Aspiring lawyer and Ripon Grammar School sixth form student wins coveted prize in a prestigious University of Oxford competition

Tom Cave has won a coveted prize in a prestigious University of Oxford competition which attracted entries from all over the world.

Up-and-coming lawyer and sixth grade student at Ripon High School, Tom Cave, won a coveted award in a prestigious Oxford University competition, which was attended by participants from around the world.

Tom’s essay, which dealt with a complex legal problem, was selected from an exceptionally competitive international field to win a place in the elite university’s online legal workshops.

Katharine Baysan, outreach officer at Corpus Christi College, said Tom’s participation in the legal contest was highly praised in a group of 84 particularly strong contestants for his argumentative strength and clarity of writing.

Katharine Baysan said:

It clearly looked at the materials and tried to understand their meaning and effect.

Tom von Burton Leonard, who studied psychology, biology and design technology at A-Level, had to use legal texts to analyze how the law would be applied to a case involving negligence in participating in the Peter Cane Legal Reasoning Prize.

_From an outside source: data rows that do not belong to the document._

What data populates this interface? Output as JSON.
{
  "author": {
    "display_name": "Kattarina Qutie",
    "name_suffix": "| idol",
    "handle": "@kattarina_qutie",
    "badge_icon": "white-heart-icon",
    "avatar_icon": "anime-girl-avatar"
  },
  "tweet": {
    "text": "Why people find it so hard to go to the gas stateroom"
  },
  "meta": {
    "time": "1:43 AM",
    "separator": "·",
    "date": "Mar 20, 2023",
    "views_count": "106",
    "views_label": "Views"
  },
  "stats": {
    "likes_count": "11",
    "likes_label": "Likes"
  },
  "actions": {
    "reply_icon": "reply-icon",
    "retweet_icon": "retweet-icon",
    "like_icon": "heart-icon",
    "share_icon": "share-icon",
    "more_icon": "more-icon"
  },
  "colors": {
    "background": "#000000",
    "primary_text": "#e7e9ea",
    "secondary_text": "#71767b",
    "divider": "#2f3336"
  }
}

He decided to enter the competition to make good use of the latest knowledge he had gained after reading the law broader:

  • The Peter Cane Prize was launched in 2017 and is intended to encourage discussion of the ideas and arguments behind law and in particular to encourage people from all areas and areas of life to apply for academic studies in law. The award is named after the well-respected attorney Professor Peter Cane, an internationally recognized scholar in legal theory, obligations, and public law, and Corpus’ first dedicated lawyer.

Tom said:

I thought it would also be beneficial to acquire additional research skills that would be helpful for my Advanced Project Qualification (EPQ) and for life after school.

Tom has examined whether human rights and criminal justice for Whole Life Orders are warranted for his EPQ during lockdown: “Criminals can spend their entire lives in prison without parole, and I am examining whether it is acceptable to remove their hope as well as their freedom . “

The 17-year-old, who is volunteering at the Ripon Walled Garden and hoping to receive his Gold Duke of Edinburgh award this year, has also gained virtual work experience with the international law firm White & Case on the lockdown: “Though the duties are They are strict and difficult, extremely informative, and give me a glimpse into commercial law that I hope to get into in the future. “

He also competed in the UK Supreme Court student writing competition and this time spoke about stopping and searching permissions in the UK: “What caught my attention for this competition is first prize to spend a day at the Supreme Court and with one To drink tea judge although unlikely to win! “

Tom said:

This is a difficult area and having to apply my knowledge to a particular case in order to draw a justified and fair conclusion has certainly been a challenge. It took a lot of reading.

I was very surprised that I received high praise on my first essay. I’ve put in as much effort as possible and I’m grateful that it paid off.

Ms. Baysan added:

We have been fortunate to receive so many high quality entries this year, with the best entries focusing closely on the materials provided and comparing their different approaches to the difficult problem of multiple causation.

Tom was presented with a certificate of his achievements at an award ceremony with Professor Peter Cane and, in addition to the online workshops, invited to a trial day at the law faculty.